The US and China are engaged in a cold war. A tech cold war, to be exact, one that revolves around key areas like the production of semiconductors and breakthroughs in quantum computing. This war also involves acts of cyberespionage and intellectual property (IP) theft. As I write this, the US is struggling to prevent China from spying on its citizens and stealing its IP. The idea of allowing a brand new Chinese company — a data harvesting company, I must stress — to enter the US is, at best, risky. At worst, it’s absolutely reckless.

As the author Zac Dorfman noted last year, the embrace between the CCP and major Chinese businesses has never been tighter. For the uninitiated, in China, there’s no such thing as a private citizen, and there’s no such thing as a private company. Any Chinese commercial entity that enters the US must be viewed as nothing less than another wing of the Communist party in Beijing. These businesses, as Dorfman discusses, cooperate with Chinese intelligence services “to achieve the party’s goals.”
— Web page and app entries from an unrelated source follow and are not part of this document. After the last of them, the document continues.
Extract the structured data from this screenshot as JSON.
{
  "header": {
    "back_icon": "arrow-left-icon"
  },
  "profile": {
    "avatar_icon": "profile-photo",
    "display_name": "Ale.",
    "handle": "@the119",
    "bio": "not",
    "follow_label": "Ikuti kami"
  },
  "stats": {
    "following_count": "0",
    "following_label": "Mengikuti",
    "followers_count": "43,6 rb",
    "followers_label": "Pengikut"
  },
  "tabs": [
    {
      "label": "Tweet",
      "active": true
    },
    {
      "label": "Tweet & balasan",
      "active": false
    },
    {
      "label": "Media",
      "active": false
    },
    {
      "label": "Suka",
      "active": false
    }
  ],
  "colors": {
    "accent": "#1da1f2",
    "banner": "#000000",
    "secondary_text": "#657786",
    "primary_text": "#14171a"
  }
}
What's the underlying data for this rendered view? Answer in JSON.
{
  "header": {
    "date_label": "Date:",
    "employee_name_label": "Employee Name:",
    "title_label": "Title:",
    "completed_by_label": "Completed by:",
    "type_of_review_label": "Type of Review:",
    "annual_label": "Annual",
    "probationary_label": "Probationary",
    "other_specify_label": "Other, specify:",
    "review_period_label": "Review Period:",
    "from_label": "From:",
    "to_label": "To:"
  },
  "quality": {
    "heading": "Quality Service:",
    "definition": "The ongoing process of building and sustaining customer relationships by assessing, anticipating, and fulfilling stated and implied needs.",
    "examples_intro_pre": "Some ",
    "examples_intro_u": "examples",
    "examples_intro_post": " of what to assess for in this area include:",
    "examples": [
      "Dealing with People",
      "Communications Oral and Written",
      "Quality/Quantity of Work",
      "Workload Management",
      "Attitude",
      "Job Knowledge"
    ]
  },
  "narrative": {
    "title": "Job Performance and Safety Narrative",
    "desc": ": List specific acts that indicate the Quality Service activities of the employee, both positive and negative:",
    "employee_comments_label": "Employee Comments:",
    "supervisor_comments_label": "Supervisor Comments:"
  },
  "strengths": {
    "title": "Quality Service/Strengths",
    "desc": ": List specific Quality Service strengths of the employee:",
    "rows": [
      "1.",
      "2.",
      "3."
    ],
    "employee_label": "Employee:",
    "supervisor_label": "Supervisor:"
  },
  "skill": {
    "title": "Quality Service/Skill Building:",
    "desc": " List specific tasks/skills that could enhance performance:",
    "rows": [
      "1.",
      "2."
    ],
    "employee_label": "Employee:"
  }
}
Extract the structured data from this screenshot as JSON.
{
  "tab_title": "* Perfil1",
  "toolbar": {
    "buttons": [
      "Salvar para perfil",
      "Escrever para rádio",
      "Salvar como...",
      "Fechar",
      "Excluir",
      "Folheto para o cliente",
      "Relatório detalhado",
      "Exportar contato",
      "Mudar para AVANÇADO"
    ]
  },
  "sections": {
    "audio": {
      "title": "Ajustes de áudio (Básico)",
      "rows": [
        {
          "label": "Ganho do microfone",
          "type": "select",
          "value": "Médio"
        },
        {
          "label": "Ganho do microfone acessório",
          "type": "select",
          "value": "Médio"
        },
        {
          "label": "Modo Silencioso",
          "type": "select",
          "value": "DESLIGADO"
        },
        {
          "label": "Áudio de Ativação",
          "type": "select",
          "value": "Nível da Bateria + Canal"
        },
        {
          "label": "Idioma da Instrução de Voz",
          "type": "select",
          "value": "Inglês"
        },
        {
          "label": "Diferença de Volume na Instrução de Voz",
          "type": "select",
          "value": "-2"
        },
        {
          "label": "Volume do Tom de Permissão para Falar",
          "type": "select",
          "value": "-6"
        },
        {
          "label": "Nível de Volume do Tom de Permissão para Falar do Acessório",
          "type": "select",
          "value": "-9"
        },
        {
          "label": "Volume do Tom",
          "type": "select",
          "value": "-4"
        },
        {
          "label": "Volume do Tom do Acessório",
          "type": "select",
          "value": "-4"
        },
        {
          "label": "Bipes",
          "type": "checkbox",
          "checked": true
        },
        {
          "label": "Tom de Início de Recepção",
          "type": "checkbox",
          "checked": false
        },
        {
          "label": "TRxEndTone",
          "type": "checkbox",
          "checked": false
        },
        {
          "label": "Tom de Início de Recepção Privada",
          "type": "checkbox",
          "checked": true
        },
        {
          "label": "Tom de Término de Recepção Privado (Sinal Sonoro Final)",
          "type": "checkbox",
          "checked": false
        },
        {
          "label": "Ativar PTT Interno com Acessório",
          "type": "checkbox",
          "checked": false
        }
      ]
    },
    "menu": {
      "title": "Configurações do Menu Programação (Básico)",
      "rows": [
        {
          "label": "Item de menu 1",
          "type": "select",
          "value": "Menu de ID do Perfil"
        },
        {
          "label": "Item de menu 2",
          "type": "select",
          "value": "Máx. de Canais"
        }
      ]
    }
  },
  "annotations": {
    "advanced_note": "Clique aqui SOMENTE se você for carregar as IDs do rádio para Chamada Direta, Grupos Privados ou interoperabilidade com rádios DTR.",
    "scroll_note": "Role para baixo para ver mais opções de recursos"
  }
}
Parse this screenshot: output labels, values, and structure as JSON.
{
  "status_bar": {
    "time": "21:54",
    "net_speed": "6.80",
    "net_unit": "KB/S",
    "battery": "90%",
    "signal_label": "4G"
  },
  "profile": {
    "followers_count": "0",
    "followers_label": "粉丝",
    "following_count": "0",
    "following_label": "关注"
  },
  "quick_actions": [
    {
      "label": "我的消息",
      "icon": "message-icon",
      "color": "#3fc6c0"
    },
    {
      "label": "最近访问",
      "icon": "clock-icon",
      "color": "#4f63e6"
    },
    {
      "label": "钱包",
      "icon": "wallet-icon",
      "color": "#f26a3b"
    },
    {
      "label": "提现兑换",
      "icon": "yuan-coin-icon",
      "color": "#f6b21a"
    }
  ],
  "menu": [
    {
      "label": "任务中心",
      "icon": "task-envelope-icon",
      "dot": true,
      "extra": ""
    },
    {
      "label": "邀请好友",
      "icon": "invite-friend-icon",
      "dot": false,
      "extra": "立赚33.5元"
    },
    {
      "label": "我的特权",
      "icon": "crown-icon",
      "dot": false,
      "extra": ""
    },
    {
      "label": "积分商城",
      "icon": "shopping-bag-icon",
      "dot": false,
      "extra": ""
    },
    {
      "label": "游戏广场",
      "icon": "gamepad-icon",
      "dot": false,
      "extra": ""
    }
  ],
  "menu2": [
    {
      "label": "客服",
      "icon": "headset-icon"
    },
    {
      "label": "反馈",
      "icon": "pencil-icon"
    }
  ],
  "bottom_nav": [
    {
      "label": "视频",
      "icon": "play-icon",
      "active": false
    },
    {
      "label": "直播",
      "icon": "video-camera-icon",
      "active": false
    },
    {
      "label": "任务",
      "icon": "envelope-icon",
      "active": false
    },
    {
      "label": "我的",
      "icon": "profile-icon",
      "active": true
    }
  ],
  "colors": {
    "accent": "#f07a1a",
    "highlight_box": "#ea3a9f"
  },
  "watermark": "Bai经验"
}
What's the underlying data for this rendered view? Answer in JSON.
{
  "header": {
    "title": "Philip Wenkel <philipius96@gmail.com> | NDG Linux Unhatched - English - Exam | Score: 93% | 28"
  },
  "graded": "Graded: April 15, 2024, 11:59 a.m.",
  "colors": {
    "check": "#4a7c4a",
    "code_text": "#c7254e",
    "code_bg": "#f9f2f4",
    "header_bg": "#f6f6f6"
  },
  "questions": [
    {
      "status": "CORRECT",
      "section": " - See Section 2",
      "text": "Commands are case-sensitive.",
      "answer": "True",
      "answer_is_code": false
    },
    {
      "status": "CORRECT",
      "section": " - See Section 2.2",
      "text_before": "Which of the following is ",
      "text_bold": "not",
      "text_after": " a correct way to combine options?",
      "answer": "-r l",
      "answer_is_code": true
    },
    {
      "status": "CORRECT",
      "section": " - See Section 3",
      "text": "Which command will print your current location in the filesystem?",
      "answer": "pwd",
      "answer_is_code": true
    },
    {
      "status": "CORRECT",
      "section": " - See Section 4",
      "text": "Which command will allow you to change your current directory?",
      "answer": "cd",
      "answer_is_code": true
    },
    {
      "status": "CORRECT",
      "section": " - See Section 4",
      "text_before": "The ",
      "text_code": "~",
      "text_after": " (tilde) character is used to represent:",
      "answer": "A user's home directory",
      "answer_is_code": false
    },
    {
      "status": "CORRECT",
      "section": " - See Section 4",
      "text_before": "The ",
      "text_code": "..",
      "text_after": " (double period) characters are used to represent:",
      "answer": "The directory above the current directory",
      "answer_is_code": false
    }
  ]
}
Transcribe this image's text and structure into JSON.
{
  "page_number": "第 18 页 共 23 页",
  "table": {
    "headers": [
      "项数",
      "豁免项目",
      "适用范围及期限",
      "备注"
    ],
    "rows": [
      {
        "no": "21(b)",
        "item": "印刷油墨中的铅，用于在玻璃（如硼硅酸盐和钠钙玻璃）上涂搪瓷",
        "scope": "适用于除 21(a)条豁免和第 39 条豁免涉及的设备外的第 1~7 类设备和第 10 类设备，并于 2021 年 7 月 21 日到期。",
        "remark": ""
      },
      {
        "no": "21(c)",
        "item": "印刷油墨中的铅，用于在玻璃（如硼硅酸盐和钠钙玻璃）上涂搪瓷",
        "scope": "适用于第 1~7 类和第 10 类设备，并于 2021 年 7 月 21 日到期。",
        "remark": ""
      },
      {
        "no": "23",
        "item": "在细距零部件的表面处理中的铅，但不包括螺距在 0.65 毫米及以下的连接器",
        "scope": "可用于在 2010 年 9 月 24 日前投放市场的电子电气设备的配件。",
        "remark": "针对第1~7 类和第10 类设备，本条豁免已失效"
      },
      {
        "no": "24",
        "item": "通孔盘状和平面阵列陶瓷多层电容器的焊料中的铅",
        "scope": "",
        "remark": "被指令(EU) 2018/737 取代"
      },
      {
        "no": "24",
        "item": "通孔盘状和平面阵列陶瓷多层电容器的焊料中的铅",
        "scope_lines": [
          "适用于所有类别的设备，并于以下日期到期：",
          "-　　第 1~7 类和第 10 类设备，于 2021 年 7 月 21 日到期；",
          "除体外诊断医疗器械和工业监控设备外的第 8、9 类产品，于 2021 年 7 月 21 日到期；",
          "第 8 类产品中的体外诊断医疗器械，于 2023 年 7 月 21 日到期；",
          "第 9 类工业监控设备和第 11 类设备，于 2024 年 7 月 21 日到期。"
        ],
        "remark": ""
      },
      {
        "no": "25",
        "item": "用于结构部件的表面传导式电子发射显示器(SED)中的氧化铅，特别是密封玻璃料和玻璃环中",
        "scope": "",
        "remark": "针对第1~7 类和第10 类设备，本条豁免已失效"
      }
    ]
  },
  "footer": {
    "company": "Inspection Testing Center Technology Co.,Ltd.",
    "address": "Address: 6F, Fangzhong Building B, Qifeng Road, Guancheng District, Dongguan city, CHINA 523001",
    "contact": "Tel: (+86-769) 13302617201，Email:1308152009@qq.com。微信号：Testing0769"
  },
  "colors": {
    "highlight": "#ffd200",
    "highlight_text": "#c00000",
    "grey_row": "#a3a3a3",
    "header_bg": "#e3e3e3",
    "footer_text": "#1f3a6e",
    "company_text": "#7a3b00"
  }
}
What goals, exactly? The accumulation of copious amounts of data. Remember, data is the new oil. Pinduoduo, via Temu, will have access to lots of it. And the CCP has already stolen the personal data of some 260 million American citizens.

As Dorfman writes, the CCP’s “access to, and ability to sift through, troves of pilfered and otherwise obtained data” gives Xi Jinping and his colleagues “vast opportunities to target people in foreign governments, private industries, and other sectors.” In short, Chinese tech companies sift through the data and provide the most useful findings to Chinese intelligence services.

These companies are actually intelligence-gathering companies masquerading as something else entirely. Why should we expect Pinduoduo to be any different than any other Chinese tech company that came before it? If anything, considering the hostility between China and the US, we should expect Pinduoduo to pose even more of a threat. Anusuya Lahiri, an editor at Benzinga, recently discussed how Pinduoduo’s plan to penetrate the American market was directly influenced by TikTok’s success. This should come as little surprise. At least 80 million Americans use TikTok, a Chinese social media app, on a regular basis.

I was one of the first to sound the alarm about TikTok. Criticized, even ridiculed, by some authors, my warnings proved to be accurate. TikTok, like other Chinese-made apps, has been weaponized by the CCP. The same can be said about Huawei, the multinational tech corporation that effectively acted as a spy agency for Beijing. How many times must the US get burned by China before it wakes up?

Pinduoduo, like so many other Chinese-backed sites and apps, is likely a Trojan horse designed to rob even more Americans of precious data. It’s time to wake up and smell the daylight robbery, before it’s too late.